Whenever ‘BEZ pops up in the news everyone gravitates to the “Vocalo is killing the station” and “They should have never gotten rid of music” arguments. There are other reasons that ‘BEZ is in trouble that have nothing to do with either of those things.

1. Their pledge drives are horrible. Their model resembles the U.S. approach to the Vietnam War: browbeat the listener with incessant chatter until people call. Other stations only pledge for two minutes at a time, only four times per hour, and those stations tend to do better with fund-raising.

2. Their local news department is terrible.

3. They need more—and more relevant—local programming.


Malatia correctly recognized that the old format had a loyal but dwindling audience. The reasons for that decline include changing tastes and the Internet, where you can hear jazz and blues 24/7 to your heart’s content free of charge. A DJ sitting in front of a microphone spinning old records and CDs all night is no longer a viable concept. Only Dick Buckley and Nile Frantz could make that kind of a program compelling.

WBEZ could support the local music scene by taping and airing shows from clubs around the city like the Velvet Lounge and the new Jazz Showcase. It would cost almost nothing to produce (I bet technicians would volunteer), would not require much equipment, and the club operators and musicians would love the exposure. It would give WBEZ proprietary property they could license and sell. It would be more fun to listen to than old Coltrane or Thundering Herd records (sorry about that) and be more appealing to the 18-34 demographic. This can also be done with other genres and venues like the Old Town School.


Some great people were laid off on Friday... people with years of institutional knowledge and great ideas for moving public radio forward. Malatia is an idiot. He has visions for Vocalo that aren’t even shared with the staff. Most of the Vocalo staff was surprised to find out that even after the new tower went up, most of Chicago can’t even tune in to listen.

The money spent on Vocalo is criminal, given the number of listeners and visitors to its Web site. I receive more visitors to my blog, and that only costs me about $5/month to maintain.


The house is on fire but there is an arsonist. All board meetings are for the public to attend and everyone should [be] at the next one. They have to be posted on the Web site. More than $2 million spent on Vocalo annually with a radio signal that doesn’t [reach] north of the river.


Shame on You, CPC Board

Re “Cropped Out: The board of the Chicago Photography Center fires founder Richard Stromberg” by Deanna Isaacs, November 27
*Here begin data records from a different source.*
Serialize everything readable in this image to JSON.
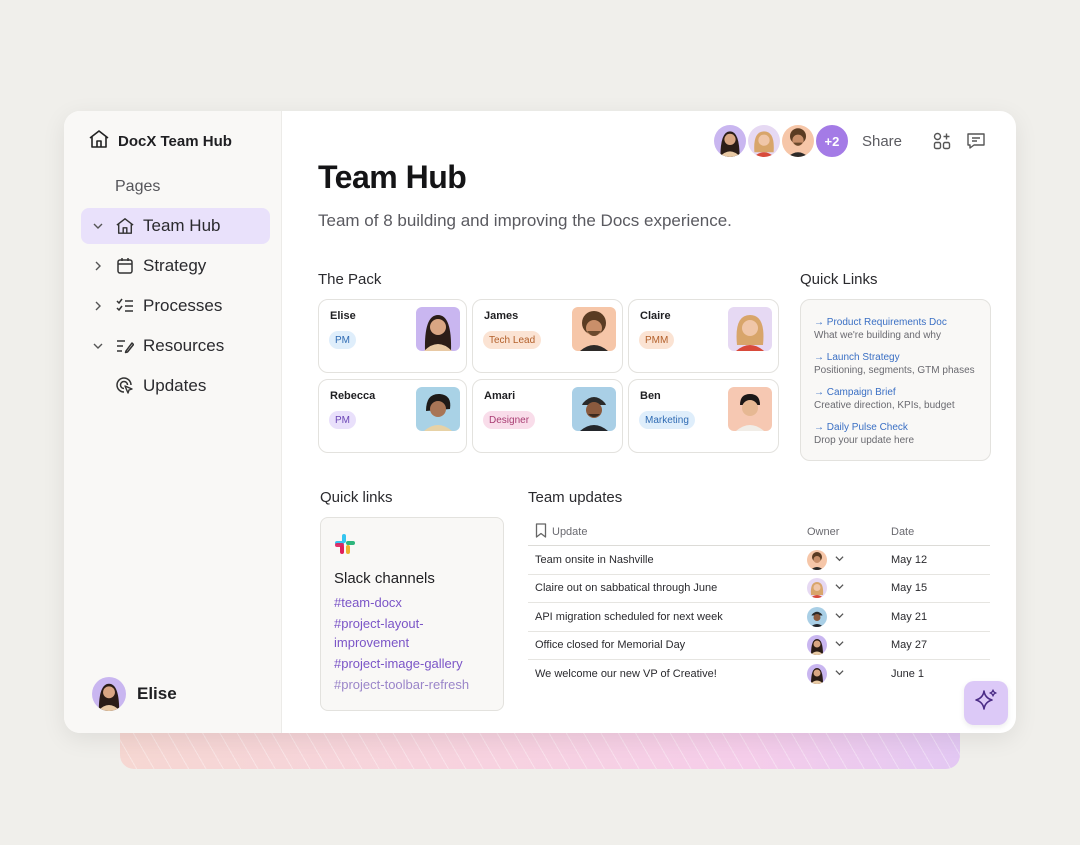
{
  "app": {
    "name": "DocX Team Hub"
  },
  "sidebar": {
    "section_label": "Pages",
    "items": [
      {
        "label": "Team Hub",
        "icon": "home-icon",
        "expanded": true,
        "active": true
      },
      {
        "label": "Strategy",
        "icon": "calendar-icon",
        "expanded": false
      },
      {
        "label": "Processes",
        "icon": "checklist-icon",
        "expanded": false
      },
      {
        "label": "Resources",
        "icon": "edit-list-icon",
        "expanded": true
      },
      {
        "label": "Updates",
        "icon": "cursor-click-icon",
        "child": true
      }
    ],
    "user": {
      "name": "Elise"
    }
  },
  "topbar": {
    "extra_count": "+2",
    "share_label": "Share"
  },
  "page": {
    "title": "Team Hub",
    "subtitle": "Team of 8 building and improving the Docs experience."
  },
  "pack": {
    "label": "The Pack",
    "members": [
      {
        "name": "Elise",
        "role": "PM",
        "chip_bg": "#dfeefb",
        "chip_fg": "#2f6bb3"
      },
      {
        "name": "James",
        "role": "Tech Lead",
        "chip_bg": "#fbe3d3",
        "chip_fg": "#b3602b"
      },
      {
        "name": "Claire",
        "role": "PMM",
        "chip_bg": "#fbe3d3",
        "chip_fg": "#b3602b"
      },
      {
        "name": "Rebecca",
        "role": "PM",
        "chip_bg": "#e9e0fb",
        "chip_fg": "#6b46b5"
      },
      {
        "name": "Amari",
        "role": "Designer",
        "chip_bg": "#f9ddea",
        "chip_fg": "#a93d73"
      },
      {
        "name": "Ben",
        "role": "Marketing",
        "chip_bg": "#dfeefb",
        "chip_fg": "#2f6bb3"
      }
    ]
  },
  "quick_links_top": {
    "label": "Quick Links",
    "items": [
      {
        "link": "→ Product Requirements Doc",
        "desc": "What we're building and why"
      },
      {
        "link": "→ Launch Strategy",
        "desc": "Positioning, segments, GTM phases"
      },
      {
        "link": "→ Campaign Brief",
        "desc": "Creative direction, KPIs, budget"
      },
      {
        "link": "→ Daily Pulse Check",
        "desc": "Drop your update here"
      }
    ]
  },
  "quick_links_bottom": {
    "label": "Quick links",
    "slack_title": "Slack channels",
    "channels": [
      "#team-docx",
      "#project-layout-improvement",
      "#project-image-gallery",
      "#project-toolbar-refresh"
    ]
  },
  "team_updates": {
    "label": "Team updates",
    "headers": {
      "update": "Update",
      "owner": "Owner",
      "date": "Date"
    },
    "rows": [
      {
        "update": "Team onsite in Nashville",
        "date": "May 12"
      },
      {
        "update": "Claire out on sabbatical through June",
        "date": "May 15"
      },
      {
        "update": "API migration scheduled for next week",
        "date": "May 21"
      },
      {
        "update": "Office closed for Memorial Day",
        "date": "May 27"
      },
      {
        "update": "We welcome our new VP of Creative!",
        "date": "June 1"
      }
    ]
  },
  "colors": {
    "accent": "#a47be6",
    "active_nav": "#e9e1fb",
    "link": "#3a6fc4",
    "slack_channel": "#7b55c7"
  }
}
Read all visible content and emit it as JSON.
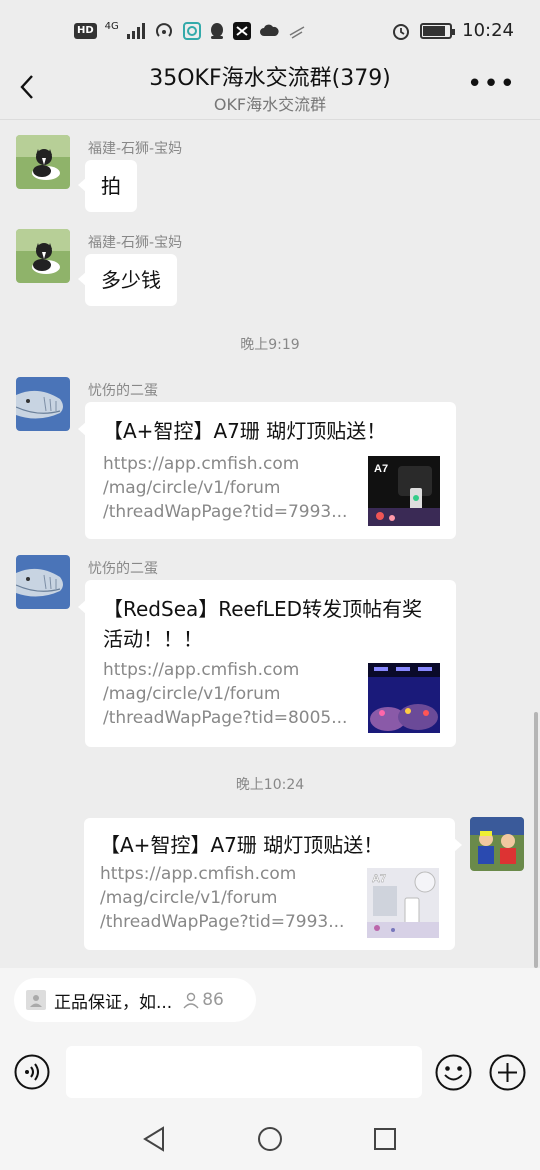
{
  "status_bar": {
    "left_icons": [
      "HD",
      "4G",
      "hotspot-1",
      "app-icon",
      "qq-icon",
      "capcut-icon",
      "cloud-icon",
      "weather-icon"
    ],
    "hd_label": "HD",
    "network_label": "4G",
    "hotspot_badge": "1",
    "time": "10:24",
    "battery_level_pct": 85
  },
  "header": {
    "title": "35OKF海水交流群(379)",
    "subtitle": "OKF海水交流群",
    "more_label": "•••"
  },
  "messages": [
    {
      "type": "text",
      "sender": "福建-石狮-宝妈",
      "text": "拍",
      "avatar": "dog-photo"
    },
    {
      "type": "text",
      "sender": "福建-石狮-宝妈",
      "text": "多少钱",
      "avatar": "dog-photo"
    },
    {
      "type": "timestamp",
      "text": "晚上9:19"
    },
    {
      "type": "link",
      "sender": "忧伤的二蛋",
      "avatar": "fish-drawing",
      "title": "【A+智控】A7珊 瑚灯顶贴送！",
      "desc": "https://app.cmfish.com\n/mag/circle/v1/forum\n/threadWapPage?tid=7993...",
      "thumb_label": "A7"
    },
    {
      "type": "link",
      "sender": "忧伤的二蛋",
      "avatar": "fish-drawing",
      "title": "【RedSea】ReefLED转发顶帖有奖活动！！！",
      "desc": "https://app.cmfish.com\n/mag/circle/v1/forum\n/threadWapPage?tid=8005...",
      "thumb_label": ""
    },
    {
      "type": "timestamp",
      "text": "晚上10:24"
    },
    {
      "type": "link",
      "mine": true,
      "avatar": "kids-photo",
      "title": "【A+智控】A7珊 瑚灯顶贴送！",
      "desc": "https://app.cmfish.com\n/mag/circle/v1/forum\n/threadWapPage?tid=7993...",
      "thumb_label": "A7"
    }
  ],
  "notice": {
    "text": "正品保证，如...",
    "count": "86"
  },
  "input": {
    "placeholder": ""
  },
  "colors": {
    "background": "#ededed",
    "bubble": "#ffffff",
    "meta_text": "#888888"
  }
}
This is the saddest situation and a travesty to a gifted and inspirational community leader. I was one of the early contributors to CPC, and it was Richard’s passion for photography and philosophy for community that drew me in. He cultivated my photographic eye, supported my early efforts, and helped me grow. If he stands firm on principles, it is because of his moral commitment to both community and to ensuring that photography remains an combination of art and journalism. Richard’s unbelievable energy was the source of the CPC community and the center itself. It literally could not have happened without him. Shame on you, CPC board, for your failure to deal respectfully with someone who gave so much to you.

Terry Hush

Editor’s note: Many comments posted after this story online were eliminated by readers who flagged them as inappropriate, triggering programmed deletion. Some of those comments were posted under the names of people who posted later comments to say their identities had been hijacked.